“The new spaces of habitation accept with a certain pride what has been suffered and lost, but also what has been gained. They build upon the shattered form of the old order a new category of order, within which existence feels it’s strengths, acknowledges it’s vulnerabilities and failures, and faces up to the need to invent itself as though for the first time. There is an ethical and moral commitment in such an existence, and therefore a basis for community.”
No higher authority is needed when the virtue of each individual is true and accepting of the good and the bad. [...]
Some people make such an impact on the world that their influence becomes almost impossible to trace, diluting in to areas inconceivable from their origins. Not often, but increasingly so some of these individuals don’t receive the gratification that they deserve by fading into obscurity. Sun Ra is well known to many as the pinnacle of avant-garde and a jazz genius so it is great news that the David Nolan Gallery have curated an exhibition about his work in the context of fine art. His work most obviously existed in the realm of jazz but he also created accomplished films, philosophical ideas and incredible album art.
To understand the great jazz musicians work and ideas you often have to think quite literally out of this world, “We have the human race and the alien race,” he said in a 1981 interview with Detroit Black Journal. “I’m not human, because to err is human… I didn’t get my status making errors.”

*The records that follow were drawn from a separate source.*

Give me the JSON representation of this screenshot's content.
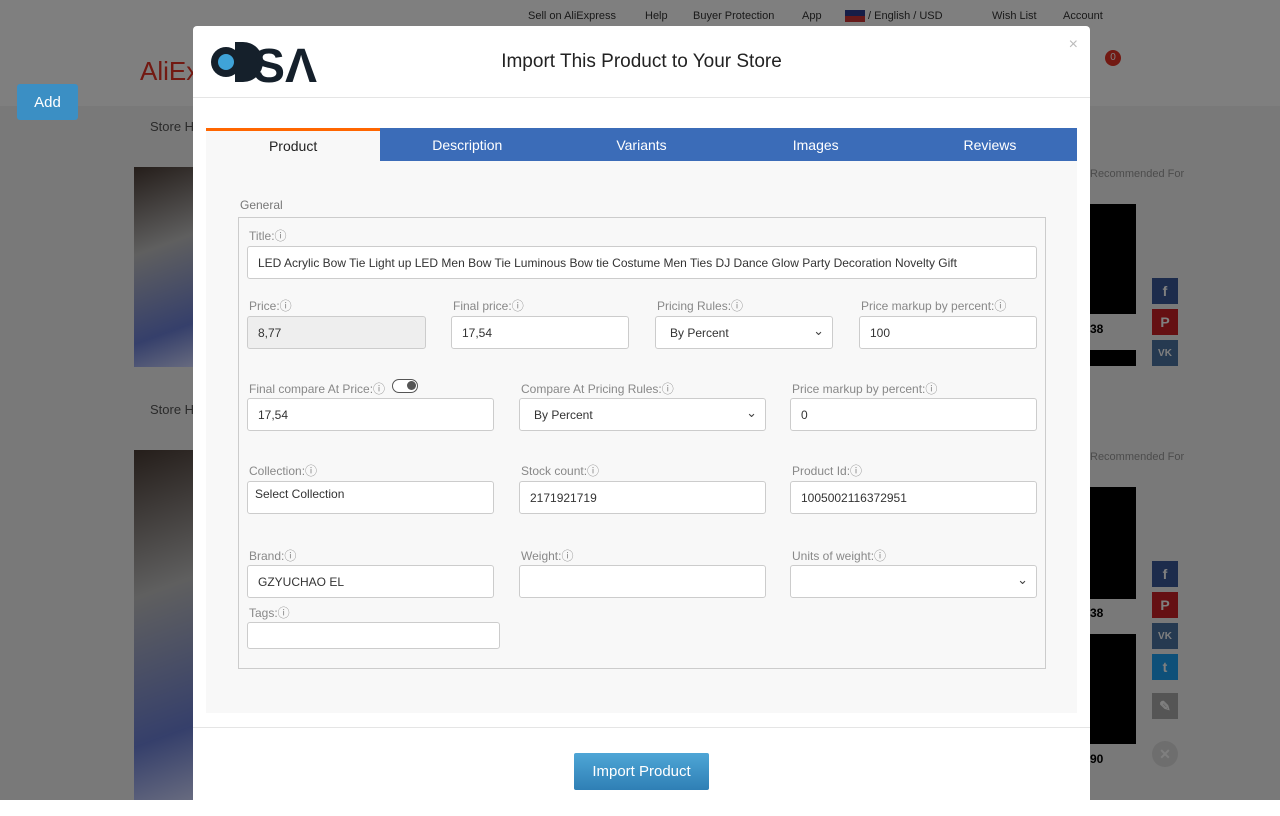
{
  "background": {
    "topbar": [
      "Sell on AliExpress",
      "Help",
      "Buyer Protection",
      "App",
      "/ English /  USD",
      "Wish List",
      "Account"
    ],
    "logo": "AliExpress",
    "add_button": "Add",
    "store_nav": "Store Home",
    "recommended": "Recommended For",
    "prices": [
      "38",
      "38",
      "90"
    ],
    "cart_count": "0"
  },
  "modal": {
    "logo": "DSA",
    "title": "Import This Product to Your Store",
    "close": "×",
    "tabs": [
      {
        "label": "Product",
        "active": true
      },
      {
        "label": "Description"
      },
      {
        "label": "Variants"
      },
      {
        "label": "Images"
      },
      {
        "label": "Reviews"
      }
    ],
    "section": "General",
    "fields": {
      "title": {
        "label": "Title:ⓘ",
        "value": "LED Acrylic Bow Tie Light up LED Men Bow Tie Luminous Bow tie Costume Men Ties DJ Dance Glow Party Decoration Novelty Gift"
      },
      "price": {
        "label": "Price:ⓘ",
        "value": "8,77"
      },
      "final_price": {
        "label": "Final price:ⓘ",
        "value": "17,54"
      },
      "pricing_rules": {
        "label": "Pricing Rules:ⓘ",
        "value": "By Percent"
      },
      "markup": {
        "label": "Price markup by percent:ⓘ",
        "value": "100"
      },
      "compare_price": {
        "label": "Final compare At Price:ⓘ",
        "value": "17,54",
        "toggle_on": true
      },
      "compare_rules": {
        "label": "Compare At Pricing Rules:ⓘ",
        "value": "By Percent"
      },
      "compare_markup": {
        "label": "Price markup by percent:ⓘ",
        "value": "0"
      },
      "collection": {
        "label": "Collection:ⓘ",
        "value": "Select Collection"
      },
      "stock": {
        "label": "Stock count:ⓘ",
        "value": "2171921719"
      },
      "product_id": {
        "label": "Product Id:ⓘ",
        "value": "1005002116372951"
      },
      "brand": {
        "label": "Brand:ⓘ",
        "value": "GZYUCHAO EL"
      },
      "weight": {
        "label": "Weight:ⓘ",
        "value": ""
      },
      "units": {
        "label": "Units of weight:ⓘ",
        "value": ""
      },
      "tags": {
        "label": "Tags:ⓘ",
        "value": ""
      }
    },
    "import_button": "Import Product"
  },
  "colors": {
    "tab_bar": "#3b6cb8",
    "active_tab_border": "#ff6600",
    "import_button": "#3a8fc4"
  }
}
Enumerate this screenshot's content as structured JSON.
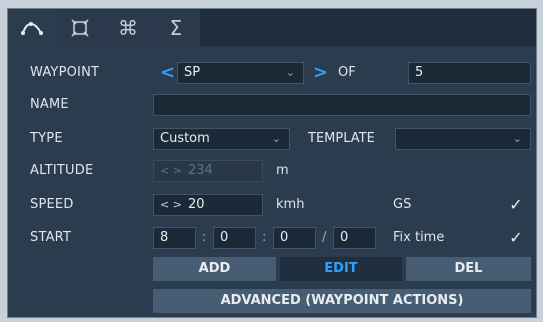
{
  "tabs": [
    {
      "icon": "waypoint-path-icon",
      "glyph": "⌒",
      "active": true
    },
    {
      "icon": "target-frame-icon",
      "glyph": "⌘",
      "active": false
    },
    {
      "icon": "command-icon",
      "glyph": "⌘",
      "active": false
    },
    {
      "icon": "sigma-icon",
      "glyph": "Σ",
      "active": false
    }
  ],
  "labels": {
    "waypoint": "WAYPOINT",
    "name": "NAME",
    "type": "TYPE",
    "altitude": "ALTITUDE",
    "speed": "SPEED",
    "start": "START",
    "of": "OF",
    "template": "TEMPLATE",
    "alt_unit": "m",
    "speed_unit": "kmh",
    "gs": "GS",
    "fix_time": "Fix time"
  },
  "waypoint": {
    "selected": "SP",
    "total": "5",
    "prev_glyph": "<",
    "next_glyph": ">"
  },
  "name_value": "",
  "type_value": "Custom",
  "template_value": "",
  "altitude": {
    "arrows": "< >",
    "value": "234"
  },
  "speed": {
    "arrows": "< >",
    "value": "20"
  },
  "start": {
    "h": "8",
    "m": "0",
    "s": "0",
    "frac": "0",
    "sep1": ":",
    "sep2": ":",
    "sep3": "/"
  },
  "checks": {
    "gs": "✓",
    "fix_time": "✓"
  },
  "buttons": {
    "add": "ADD",
    "edit": "EDIT",
    "del": "DEL",
    "advanced": "ADVANCED (WAYPOINT ACTIONS)"
  },
  "colors": {
    "accent": "#2ea0ff",
    "panel": "#2b3c4f",
    "button": "#475d74"
  }
}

This stubbornly brilliant man wanted to progress the world into a more beautiful and spiritual place. Many of these ideas were catalogued into his impressive 1974 film Space is the Place, in which he attempts to transport Earth’s black population to a new planet for a fresh start. “He was very specific with what he was trying to achieve,” explains John Corbett. “He thought it was his job [to change the world]. I think his job was a messianic one. He saw himself in an enlightening role.” Sun Ra is now viewed as an early afro-futurist, an academic term connoting futuristic fantasy trends in black culture as a means of critique and exploration of African diaspora; though the term didn’t exist until 1993, the year [...]